Professor Sir David Baulcombe FMedSci FRS
David Baulcombe is a bioscientist with a diverse interest in plant biology. David is credited with the discovery and characterisation of an RNA silencing system that protects plants against viruses. This system also affects the patterns of plant gene expression.
In some instances, these changes in gene expression can be passed on from one generation of plants to the next without having changed the DNA sequence. This type of change is referred to as ‘epigenetic’ and protects the genome against selfish DNA, helps plants adapt to a changing environment and may explain why hybrid plants are not like their parental plants in all respects.
David’s current research includes projects on hybrid tomatoes and on evolution in an alga. He is also genetically engineering maize to resist a lethal disease that is a problem in Kenya and nearby regions of Africa.
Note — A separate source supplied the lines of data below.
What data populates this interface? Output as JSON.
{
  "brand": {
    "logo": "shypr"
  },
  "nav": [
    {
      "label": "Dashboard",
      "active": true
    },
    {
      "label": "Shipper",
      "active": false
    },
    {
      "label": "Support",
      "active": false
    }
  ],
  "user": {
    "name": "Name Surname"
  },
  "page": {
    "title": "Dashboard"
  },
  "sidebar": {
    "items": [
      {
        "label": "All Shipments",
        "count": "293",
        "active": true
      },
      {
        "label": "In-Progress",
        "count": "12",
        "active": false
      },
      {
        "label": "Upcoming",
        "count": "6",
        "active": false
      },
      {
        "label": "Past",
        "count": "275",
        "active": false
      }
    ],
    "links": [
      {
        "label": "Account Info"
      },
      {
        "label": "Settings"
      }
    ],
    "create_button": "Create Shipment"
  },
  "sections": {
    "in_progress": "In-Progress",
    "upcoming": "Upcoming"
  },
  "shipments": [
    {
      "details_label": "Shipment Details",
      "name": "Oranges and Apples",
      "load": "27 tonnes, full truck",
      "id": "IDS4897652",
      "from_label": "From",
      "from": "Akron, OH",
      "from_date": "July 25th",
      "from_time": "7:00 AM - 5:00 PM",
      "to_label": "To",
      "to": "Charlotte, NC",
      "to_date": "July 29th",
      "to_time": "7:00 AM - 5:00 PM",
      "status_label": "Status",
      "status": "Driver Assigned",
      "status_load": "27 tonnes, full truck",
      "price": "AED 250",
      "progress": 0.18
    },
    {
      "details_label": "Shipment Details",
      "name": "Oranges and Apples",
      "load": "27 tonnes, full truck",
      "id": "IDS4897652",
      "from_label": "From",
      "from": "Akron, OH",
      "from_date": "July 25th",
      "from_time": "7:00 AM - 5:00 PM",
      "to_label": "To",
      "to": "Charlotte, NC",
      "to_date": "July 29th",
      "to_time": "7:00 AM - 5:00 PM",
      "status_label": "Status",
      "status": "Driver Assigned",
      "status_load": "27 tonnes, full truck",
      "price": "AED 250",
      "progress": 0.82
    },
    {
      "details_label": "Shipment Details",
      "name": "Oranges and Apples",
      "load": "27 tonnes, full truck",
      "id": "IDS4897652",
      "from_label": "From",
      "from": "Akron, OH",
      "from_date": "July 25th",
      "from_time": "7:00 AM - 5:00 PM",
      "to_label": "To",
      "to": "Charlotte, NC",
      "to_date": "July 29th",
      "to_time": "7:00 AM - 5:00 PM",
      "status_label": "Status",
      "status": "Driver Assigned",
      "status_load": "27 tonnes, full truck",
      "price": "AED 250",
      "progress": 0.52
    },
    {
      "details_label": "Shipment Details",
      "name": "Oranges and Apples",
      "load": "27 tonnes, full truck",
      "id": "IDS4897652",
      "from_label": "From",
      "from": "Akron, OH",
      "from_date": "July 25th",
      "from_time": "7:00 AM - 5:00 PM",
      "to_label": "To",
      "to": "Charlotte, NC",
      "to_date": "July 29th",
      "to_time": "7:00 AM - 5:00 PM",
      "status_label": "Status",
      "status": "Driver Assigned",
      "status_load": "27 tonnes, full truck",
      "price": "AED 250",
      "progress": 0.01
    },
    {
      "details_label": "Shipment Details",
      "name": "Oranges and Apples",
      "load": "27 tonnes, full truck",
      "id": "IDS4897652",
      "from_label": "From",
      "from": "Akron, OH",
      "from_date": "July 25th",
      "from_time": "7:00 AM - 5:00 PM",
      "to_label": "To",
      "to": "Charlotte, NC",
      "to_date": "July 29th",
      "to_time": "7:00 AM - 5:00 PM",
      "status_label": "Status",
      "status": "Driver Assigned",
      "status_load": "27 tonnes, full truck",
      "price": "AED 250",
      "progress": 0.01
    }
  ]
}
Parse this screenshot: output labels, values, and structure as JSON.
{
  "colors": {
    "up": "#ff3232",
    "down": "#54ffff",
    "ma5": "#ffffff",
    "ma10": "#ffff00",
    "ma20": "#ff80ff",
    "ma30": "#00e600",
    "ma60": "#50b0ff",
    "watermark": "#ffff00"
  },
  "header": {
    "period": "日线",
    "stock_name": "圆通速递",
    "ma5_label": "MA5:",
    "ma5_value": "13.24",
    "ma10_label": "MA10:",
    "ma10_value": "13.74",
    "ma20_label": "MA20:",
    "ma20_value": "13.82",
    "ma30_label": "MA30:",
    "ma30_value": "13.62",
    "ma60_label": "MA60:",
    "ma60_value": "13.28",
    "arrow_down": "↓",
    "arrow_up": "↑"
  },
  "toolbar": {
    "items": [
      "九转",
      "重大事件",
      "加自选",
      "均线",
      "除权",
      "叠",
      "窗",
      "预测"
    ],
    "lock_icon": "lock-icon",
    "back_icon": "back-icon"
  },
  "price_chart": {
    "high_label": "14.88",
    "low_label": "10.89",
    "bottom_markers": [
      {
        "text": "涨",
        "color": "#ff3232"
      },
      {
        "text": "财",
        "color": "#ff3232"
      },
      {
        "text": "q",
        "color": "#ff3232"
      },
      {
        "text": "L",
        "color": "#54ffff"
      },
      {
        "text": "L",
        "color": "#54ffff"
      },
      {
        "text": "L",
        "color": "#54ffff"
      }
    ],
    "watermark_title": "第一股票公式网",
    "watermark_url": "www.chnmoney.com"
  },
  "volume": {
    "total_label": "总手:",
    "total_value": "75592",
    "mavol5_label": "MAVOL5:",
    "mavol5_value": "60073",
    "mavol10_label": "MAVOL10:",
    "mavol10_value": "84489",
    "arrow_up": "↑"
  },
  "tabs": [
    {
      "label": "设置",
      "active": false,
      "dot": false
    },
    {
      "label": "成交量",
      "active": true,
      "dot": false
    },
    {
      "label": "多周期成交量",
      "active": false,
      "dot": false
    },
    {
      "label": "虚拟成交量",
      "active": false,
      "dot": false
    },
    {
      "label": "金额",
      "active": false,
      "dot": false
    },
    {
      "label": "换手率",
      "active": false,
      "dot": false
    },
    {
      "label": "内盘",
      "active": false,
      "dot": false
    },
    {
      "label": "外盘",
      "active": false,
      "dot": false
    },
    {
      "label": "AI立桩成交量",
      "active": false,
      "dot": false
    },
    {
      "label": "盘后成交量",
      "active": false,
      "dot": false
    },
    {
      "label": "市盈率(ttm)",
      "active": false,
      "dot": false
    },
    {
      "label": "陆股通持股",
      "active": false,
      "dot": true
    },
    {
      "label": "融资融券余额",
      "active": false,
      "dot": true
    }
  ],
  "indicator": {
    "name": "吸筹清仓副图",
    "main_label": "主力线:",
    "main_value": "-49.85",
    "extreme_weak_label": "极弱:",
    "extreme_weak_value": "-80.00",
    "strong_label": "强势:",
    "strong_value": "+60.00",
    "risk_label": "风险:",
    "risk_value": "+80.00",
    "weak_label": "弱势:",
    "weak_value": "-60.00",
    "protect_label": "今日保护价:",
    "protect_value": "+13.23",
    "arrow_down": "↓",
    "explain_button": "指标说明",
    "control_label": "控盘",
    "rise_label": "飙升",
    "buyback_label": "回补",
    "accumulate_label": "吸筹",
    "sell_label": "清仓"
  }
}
As a sporadic contributor to Twitter, David disseminates information about his team’s work and his views on world events as diverse as genetically modified crops, Ebola and the benefits of exercise.
Regius Professor of Botany, Department of Plant Sciences, University of Cambridge
Interests and expertise
Genetically modified plants,
Plant disease resistance,
Positive-sense RNA viruses,
Small interfering RNAs
Humphry Davy and Claude Bernard Lectures
No citation available for this award.
For his profoundly significant recent discoveries for not only plants but for all of biology and for medicine.